•Do you know which protocols are being routed and the correct, up-to-date configuration information for each protocol?
•Do you know which protocols are being bridged? Are any filters configured in any of these bridges, and do you have a copy of these configurations? Is this applicable to Cisco Unified CallManager?
•Do you know all the points of contact to external networks, including any connections to the Internet? For each external network connection, do you know what routing protocol is being used?
•Has your organization documented normal network behavior and performance, so you can compare current problems with a baseline?
If you can answer yes to these questions, faster recovery from a failure results.
IP Telephony Networks
Refer to the Cisco Technical Solution Series: IP Telephony Solution Guide for information on troubleshooting IP telephony networks.
Where to Find More Information
Use the following links for information on various IP telephony topics:
•For further information about related Cisco IP telephony applications and products, refer to the Cisco Unified CallManager Documentation Guide. The following URL shows an example of the path to the documentation guide:
•For documentation related to Cisco Unity, refer to the following URL: http://www.cisco.com/en/US/products/sw/voicesw/ps2237/tsd_products_support_series_home.html
•For documentation related to Cisco Emergency Responder, refer to the following URL: http://www.cisco.com/univercd/cc/td/doc/product/voice/respond/index.htm.
•For documentation related to Cisco Unified IP phones, refer to the following URL: http://www.cisco.com/univercd/cc/td/doc/product/voice/c_ipphon/index.htm

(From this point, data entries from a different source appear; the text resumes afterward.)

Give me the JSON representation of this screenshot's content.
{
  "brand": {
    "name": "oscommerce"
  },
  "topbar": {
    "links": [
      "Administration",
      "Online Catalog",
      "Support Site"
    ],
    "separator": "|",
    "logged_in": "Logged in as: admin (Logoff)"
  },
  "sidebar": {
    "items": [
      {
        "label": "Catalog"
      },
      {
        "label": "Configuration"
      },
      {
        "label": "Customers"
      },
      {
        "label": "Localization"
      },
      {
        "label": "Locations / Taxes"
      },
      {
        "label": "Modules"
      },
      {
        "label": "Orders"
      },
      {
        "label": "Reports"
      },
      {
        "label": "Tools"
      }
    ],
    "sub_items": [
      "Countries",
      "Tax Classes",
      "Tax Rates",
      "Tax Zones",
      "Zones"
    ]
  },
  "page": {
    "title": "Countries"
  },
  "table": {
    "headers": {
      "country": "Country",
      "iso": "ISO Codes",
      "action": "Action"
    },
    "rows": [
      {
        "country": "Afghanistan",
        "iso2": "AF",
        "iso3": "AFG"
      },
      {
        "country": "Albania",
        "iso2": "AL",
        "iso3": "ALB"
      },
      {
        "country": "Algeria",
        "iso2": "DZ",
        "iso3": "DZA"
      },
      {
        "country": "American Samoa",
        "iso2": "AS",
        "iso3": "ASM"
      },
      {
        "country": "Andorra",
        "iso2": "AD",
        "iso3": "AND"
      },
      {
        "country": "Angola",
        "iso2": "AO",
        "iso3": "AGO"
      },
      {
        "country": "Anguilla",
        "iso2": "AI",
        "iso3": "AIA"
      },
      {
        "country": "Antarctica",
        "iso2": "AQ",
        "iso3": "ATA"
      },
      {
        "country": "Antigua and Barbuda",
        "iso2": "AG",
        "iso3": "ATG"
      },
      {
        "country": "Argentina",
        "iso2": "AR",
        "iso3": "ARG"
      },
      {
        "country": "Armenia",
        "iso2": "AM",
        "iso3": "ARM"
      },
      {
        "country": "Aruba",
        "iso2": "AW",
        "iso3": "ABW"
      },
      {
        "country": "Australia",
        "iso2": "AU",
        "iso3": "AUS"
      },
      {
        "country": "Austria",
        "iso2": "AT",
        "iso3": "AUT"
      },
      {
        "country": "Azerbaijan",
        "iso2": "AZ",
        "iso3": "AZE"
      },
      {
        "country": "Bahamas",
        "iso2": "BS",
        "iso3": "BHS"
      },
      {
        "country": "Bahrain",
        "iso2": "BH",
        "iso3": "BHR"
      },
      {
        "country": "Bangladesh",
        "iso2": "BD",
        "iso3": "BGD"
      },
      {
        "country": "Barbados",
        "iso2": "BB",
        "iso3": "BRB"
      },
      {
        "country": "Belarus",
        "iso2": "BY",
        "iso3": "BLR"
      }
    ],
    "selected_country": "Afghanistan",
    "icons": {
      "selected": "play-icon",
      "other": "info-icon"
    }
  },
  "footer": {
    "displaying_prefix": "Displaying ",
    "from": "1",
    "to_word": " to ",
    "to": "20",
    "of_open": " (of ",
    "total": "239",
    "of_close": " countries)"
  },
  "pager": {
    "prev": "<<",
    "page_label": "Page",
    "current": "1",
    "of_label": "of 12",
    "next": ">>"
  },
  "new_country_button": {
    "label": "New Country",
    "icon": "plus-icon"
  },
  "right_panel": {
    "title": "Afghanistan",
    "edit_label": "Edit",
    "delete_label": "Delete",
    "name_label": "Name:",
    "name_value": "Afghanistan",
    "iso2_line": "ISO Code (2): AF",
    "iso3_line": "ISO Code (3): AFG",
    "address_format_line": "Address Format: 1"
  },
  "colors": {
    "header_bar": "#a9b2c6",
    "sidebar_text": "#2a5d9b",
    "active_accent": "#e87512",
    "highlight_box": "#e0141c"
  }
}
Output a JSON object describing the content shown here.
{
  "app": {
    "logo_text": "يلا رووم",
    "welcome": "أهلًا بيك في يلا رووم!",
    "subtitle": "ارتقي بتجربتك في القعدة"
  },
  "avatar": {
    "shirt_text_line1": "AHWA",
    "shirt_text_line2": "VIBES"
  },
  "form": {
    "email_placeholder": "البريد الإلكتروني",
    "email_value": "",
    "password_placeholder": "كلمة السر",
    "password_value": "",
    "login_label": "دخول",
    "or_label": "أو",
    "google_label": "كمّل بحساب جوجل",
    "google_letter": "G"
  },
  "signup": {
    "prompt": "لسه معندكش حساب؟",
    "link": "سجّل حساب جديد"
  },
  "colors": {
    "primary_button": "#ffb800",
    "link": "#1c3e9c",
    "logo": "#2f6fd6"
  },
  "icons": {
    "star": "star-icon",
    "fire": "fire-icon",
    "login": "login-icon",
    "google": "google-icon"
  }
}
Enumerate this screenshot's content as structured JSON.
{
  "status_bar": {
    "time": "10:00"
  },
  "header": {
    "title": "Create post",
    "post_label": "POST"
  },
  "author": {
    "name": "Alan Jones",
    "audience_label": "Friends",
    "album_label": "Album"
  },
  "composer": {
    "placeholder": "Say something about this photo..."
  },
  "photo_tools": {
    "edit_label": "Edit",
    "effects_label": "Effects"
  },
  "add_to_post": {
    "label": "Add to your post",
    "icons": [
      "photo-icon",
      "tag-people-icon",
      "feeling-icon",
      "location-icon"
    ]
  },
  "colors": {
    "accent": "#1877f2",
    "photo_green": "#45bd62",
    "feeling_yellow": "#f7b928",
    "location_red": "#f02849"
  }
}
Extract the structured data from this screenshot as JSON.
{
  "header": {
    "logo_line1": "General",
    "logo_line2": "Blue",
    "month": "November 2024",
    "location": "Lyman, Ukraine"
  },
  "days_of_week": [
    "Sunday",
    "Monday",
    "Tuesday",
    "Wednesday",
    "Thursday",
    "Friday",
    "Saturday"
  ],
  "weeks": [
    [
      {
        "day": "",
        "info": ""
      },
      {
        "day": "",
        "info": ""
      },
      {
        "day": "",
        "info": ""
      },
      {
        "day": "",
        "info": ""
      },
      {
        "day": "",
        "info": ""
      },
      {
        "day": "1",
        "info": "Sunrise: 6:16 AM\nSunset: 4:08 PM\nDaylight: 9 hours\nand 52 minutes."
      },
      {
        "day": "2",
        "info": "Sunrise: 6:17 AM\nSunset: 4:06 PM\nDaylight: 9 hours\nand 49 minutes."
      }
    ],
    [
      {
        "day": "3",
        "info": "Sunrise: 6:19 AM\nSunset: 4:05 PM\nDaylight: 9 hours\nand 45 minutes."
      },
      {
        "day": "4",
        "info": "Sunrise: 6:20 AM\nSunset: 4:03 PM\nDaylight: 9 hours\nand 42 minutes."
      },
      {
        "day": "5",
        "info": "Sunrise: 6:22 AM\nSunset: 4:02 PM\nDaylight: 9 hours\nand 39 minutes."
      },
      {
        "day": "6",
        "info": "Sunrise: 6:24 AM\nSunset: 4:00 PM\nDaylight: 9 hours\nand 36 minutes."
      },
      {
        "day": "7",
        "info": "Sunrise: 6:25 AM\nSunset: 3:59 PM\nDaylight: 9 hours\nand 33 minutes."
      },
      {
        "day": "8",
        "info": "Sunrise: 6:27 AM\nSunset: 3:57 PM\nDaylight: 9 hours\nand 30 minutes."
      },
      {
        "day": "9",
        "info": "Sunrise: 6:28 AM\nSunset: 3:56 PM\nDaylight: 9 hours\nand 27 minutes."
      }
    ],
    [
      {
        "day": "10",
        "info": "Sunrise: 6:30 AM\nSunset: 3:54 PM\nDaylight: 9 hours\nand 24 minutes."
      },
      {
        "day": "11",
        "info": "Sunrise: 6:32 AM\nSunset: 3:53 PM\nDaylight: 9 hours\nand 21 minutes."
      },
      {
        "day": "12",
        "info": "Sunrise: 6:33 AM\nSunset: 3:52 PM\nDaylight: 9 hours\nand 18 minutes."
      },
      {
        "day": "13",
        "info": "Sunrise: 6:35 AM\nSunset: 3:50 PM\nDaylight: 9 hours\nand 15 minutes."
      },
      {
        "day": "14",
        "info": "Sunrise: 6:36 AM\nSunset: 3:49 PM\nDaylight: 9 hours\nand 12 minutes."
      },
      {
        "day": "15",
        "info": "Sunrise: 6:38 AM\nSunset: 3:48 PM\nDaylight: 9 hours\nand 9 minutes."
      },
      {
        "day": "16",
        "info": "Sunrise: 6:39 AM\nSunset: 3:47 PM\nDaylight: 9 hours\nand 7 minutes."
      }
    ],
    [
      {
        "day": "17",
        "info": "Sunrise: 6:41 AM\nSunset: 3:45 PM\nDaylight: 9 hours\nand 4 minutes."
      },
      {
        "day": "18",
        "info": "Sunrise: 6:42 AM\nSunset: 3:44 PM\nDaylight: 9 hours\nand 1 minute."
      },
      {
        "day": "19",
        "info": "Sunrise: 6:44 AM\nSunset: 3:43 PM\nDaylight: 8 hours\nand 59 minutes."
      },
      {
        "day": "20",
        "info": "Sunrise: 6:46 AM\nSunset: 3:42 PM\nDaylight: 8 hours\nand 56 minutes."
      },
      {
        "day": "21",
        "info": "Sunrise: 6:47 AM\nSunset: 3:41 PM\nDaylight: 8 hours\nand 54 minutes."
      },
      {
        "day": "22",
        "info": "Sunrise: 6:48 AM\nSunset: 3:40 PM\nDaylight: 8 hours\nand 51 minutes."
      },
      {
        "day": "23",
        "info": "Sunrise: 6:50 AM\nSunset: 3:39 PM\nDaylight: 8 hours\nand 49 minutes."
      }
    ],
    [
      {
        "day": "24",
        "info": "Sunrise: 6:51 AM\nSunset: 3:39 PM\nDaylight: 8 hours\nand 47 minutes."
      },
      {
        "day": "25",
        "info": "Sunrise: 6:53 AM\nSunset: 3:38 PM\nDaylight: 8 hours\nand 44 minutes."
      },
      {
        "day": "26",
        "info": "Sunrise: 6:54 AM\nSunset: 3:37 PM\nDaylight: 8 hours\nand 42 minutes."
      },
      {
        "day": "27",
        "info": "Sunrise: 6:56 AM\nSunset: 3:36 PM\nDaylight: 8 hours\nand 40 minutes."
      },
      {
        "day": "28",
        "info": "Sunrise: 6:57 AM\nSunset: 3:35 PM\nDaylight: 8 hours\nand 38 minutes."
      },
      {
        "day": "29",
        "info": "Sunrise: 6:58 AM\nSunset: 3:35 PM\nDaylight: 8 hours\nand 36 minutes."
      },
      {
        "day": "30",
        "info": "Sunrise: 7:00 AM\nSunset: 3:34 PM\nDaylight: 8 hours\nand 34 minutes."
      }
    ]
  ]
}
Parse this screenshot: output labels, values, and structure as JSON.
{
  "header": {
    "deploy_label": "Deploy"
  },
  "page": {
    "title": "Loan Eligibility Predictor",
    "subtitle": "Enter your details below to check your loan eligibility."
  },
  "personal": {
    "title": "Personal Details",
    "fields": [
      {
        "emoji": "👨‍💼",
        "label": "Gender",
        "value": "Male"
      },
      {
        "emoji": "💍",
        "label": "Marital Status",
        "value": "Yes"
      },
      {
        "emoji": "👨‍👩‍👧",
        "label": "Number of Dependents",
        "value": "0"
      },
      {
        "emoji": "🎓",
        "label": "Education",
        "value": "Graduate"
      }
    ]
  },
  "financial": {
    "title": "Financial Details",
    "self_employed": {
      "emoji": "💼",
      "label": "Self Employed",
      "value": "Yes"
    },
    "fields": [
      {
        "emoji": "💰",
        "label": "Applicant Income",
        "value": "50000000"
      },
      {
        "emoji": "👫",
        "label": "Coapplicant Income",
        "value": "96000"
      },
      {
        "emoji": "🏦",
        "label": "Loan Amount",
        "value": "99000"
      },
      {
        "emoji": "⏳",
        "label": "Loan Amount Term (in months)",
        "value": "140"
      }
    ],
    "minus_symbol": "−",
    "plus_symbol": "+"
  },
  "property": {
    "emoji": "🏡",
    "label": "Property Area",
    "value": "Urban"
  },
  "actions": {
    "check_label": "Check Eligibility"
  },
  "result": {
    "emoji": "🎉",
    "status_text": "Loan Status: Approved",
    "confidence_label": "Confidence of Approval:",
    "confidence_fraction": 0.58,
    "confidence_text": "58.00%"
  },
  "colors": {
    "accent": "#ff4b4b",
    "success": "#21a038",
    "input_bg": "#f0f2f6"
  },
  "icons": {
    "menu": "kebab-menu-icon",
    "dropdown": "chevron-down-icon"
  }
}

•For information on designing and troubleshooting IP telephony networks, refer to the Cisco IP Telephony Solution Reference Network Design Guides that are available at www.cisco.com/go/srnd.